There are times when a reader tires of Hedie and becomes impatient for the story to return to the more engrossing women who preceded her. But most of the time, The River Wife grabs hold and pulls the reader along with the irresistible force of the Mississippi in flood.

The novel throbs with incident: earthquakes, floods, fires, and the lingering hatred and violence in the aftermath of the Civil War. Children die; women perish; men are slain. Fortunes are made, stolen, squandered. Love is depicted sometimes as a blessing, but more often as an enduring curse. A mysterious yellow diamond passes from hand to hand through the generations, and the huge house at Jacques’ Landing casts its shadow over all.

“The house, at the top of the hill, was on four-foot-high timbers to keep the river away, and it was so large it looked like they were building something to hold all their sorrow.”

Agee is a lush, lyrical writer, and the narrative is enriched by her historical research and her attentiveness to nature. Annie’s fascination with insects, birds and animals prompts her to try sketching, but that pastime leads Agee to one of her rare missteps — a far-fetched, ill-fated romance between Annie and John James Audubon, who arrives at Jacques’ Landing by keelboat.

Most of the novel’s many characters are fully drawn and fascinating, particularly strange Jacques and Omah, the powerful, shrewd daughter of freed slaves who forges a partnership with him. But it is Annie Lark Ducharme who dominates this saga. Her spirit hovers over the pages and imparts a transcendent grace.

“Entering another person’s family is probably the bravest thing a person can do, I figure,” Hedie observes at one point. “There’s just no way of knowing the infinite devices we have to stitch ourselves together across time. How we come to hold hands with every dead person, every ghost, every wrong, every beloved, and every lost soul. They become us after a while. …”

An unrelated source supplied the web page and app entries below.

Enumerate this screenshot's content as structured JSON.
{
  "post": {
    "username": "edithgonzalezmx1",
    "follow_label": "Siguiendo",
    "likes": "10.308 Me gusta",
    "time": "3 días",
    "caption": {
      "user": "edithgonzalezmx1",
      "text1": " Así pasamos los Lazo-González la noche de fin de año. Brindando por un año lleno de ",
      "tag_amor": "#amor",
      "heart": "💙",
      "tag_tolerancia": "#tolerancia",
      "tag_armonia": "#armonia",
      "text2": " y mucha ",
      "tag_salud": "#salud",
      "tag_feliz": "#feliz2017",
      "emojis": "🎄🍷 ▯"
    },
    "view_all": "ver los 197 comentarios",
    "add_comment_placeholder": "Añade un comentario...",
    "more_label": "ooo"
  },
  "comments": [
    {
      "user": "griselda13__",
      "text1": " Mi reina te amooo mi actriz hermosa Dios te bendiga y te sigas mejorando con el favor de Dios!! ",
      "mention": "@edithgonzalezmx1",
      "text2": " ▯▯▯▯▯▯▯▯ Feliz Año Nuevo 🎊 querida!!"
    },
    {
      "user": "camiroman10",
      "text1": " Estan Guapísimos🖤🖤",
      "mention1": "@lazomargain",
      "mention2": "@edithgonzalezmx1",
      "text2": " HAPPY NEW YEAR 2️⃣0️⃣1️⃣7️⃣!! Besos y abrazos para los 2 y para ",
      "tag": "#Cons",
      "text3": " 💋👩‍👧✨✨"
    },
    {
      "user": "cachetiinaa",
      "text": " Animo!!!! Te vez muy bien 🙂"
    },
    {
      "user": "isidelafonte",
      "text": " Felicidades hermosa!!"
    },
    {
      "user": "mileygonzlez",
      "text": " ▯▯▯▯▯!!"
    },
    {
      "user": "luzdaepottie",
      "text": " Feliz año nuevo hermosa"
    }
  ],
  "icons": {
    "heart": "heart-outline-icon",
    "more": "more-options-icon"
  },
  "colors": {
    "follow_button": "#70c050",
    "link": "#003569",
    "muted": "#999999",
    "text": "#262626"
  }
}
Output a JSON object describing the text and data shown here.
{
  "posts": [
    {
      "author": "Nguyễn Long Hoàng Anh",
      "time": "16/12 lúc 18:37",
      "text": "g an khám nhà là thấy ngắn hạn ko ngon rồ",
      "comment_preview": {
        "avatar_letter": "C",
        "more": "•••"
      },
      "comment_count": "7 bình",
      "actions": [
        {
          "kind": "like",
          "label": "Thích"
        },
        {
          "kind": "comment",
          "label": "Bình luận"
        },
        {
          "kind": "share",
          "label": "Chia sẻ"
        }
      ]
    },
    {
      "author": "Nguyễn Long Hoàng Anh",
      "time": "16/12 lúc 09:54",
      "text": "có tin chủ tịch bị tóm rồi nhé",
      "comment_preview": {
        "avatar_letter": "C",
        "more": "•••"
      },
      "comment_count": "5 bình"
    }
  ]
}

In The River Wife, Agee makes believers of us all.

RATING 7 / 10